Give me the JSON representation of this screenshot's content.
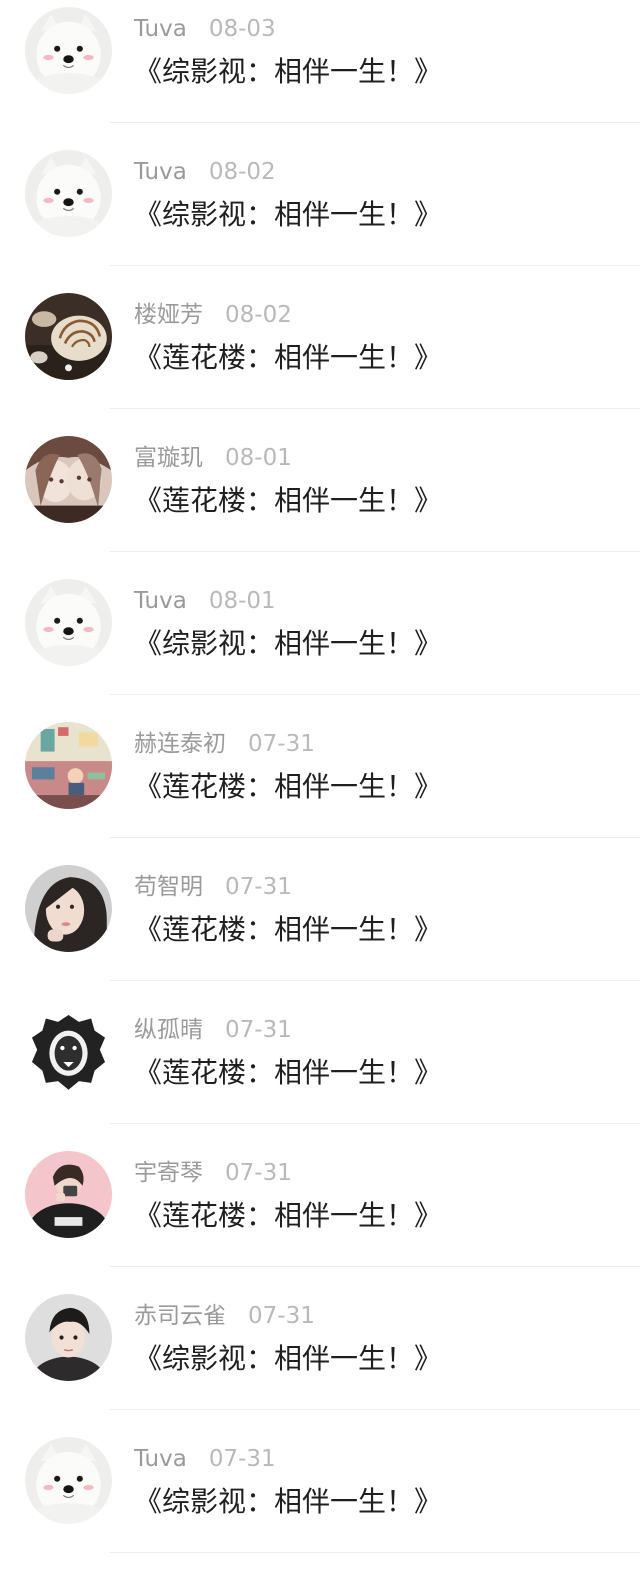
{
  "comments": [
    {
      "author": "Tuva",
      "date": "08-03",
      "text": "《综影视：相伴一生！》",
      "avatar": "samoyed-dog-avatar"
    },
    {
      "author": "Tuva",
      "date": "08-02",
      "text": "《综影视：相伴一生！》",
      "avatar": "samoyed-dog-avatar"
    },
    {
      "author": "楼娅芳",
      "date": "08-02",
      "text": "《莲花楼：相伴一生！》",
      "avatar": "nautilus-shell-avatar"
    },
    {
      "author": "富璇玑",
      "date": "08-01",
      "text": "《莲花楼：相伴一生！》",
      "avatar": "anime-girls-avatar"
    },
    {
      "author": "Tuva",
      "date": "08-01",
      "text": "《综影视：相伴一生！》",
      "avatar": "samoyed-dog-avatar"
    },
    {
      "author": "赫连泰初",
      "date": "07-31",
      "text": "《莲花楼：相伴一生！》",
      "avatar": "illustrated-room-avatar"
    },
    {
      "author": "苟智明",
      "date": "07-31",
      "text": "《莲花楼：相伴一生！》",
      "avatar": "woman-portrait-avatar"
    },
    {
      "author": "纵孤晴",
      "date": "07-31",
      "text": "《莲花楼：相伴一生！》",
      "avatar": "lion-head-avatar"
    },
    {
      "author": "宇寄琴",
      "date": "07-31",
      "text": "《莲花楼：相伴一生！》",
      "avatar": "pink-selfie-avatar"
    },
    {
      "author": "赤司云雀",
      "date": "07-31",
      "text": "《综影视：相伴一生！》",
      "avatar": "young-man-portrait-avatar"
    },
    {
      "author": "Tuva",
      "date": "07-31",
      "text": "《综影视：相伴一生！》",
      "avatar": "samoyed-dog-avatar"
    }
  ]
}
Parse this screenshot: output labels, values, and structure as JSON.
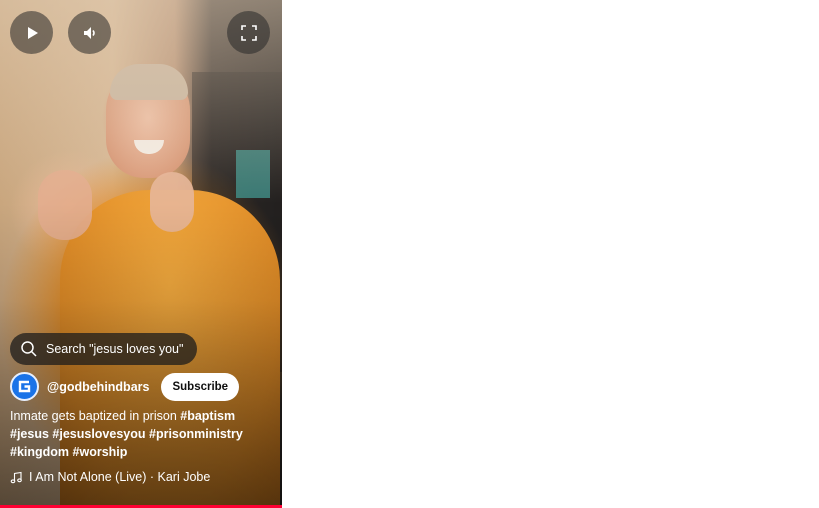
{
  "player": {
    "progress_fraction": 1.0,
    "controls": {
      "play_icon": "play-icon",
      "volume_icon": "volume-icon",
      "fullscreen_icon": "fullscreen-icon"
    }
  },
  "search": {
    "label": "Search \"jesus loves you\""
  },
  "channel": {
    "handle": "@godbehindbars",
    "subscribe_label": "Subscribe",
    "avatar_color": "#1a73e8"
  },
  "caption": {
    "text": "Inmate gets baptized in prison ",
    "hashtags": [
      "#baptism",
      "#jesus",
      "#jesuslovesyou",
      "#prisonministry",
      "#kingdom",
      "#worship"
    ]
  },
  "music": {
    "label": "I Am Not Alone (Live) · Kari Jobe"
  },
  "colors": {
    "progress": "#ff0033",
    "overlay": "#1c1c1c"
  }
}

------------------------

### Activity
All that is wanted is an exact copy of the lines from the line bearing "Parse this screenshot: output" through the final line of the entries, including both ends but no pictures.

### Answer
Parse this screenshot: output labels, values, and structure as JSON.
{
  "player": {
    "progress_fraction": 1.0,
    "controls": {
      "play_icon": "play-icon",
      "volume_icon": "volume-icon",
      "fullscreen_icon": "fullscreen-icon"
    }
  },
  "search": {
    "label": "Search \"jesus loves you\""
  },
  "channel": {
    "handle": "@godbehindbars",
    "subscribe_label": "Subscribe",
    "avatar_color": "#1a73e8"
  },
  "caption": {
    "text": "Inmate gets baptized in prison ",
    "hashtags": [
      "#baptism",
      "#jesus",
      "#jesuslovesyou",
      "#prisonministry",
      "#kingdom",
      "#worship"
    ]
  },
  "music": {
    "label": "I Am Not Alone (Live) · Kari Jobe"
  },
  "colors": {
    "progress": "#ff0033",
    "overlay": "#1c1c1c"
  }
}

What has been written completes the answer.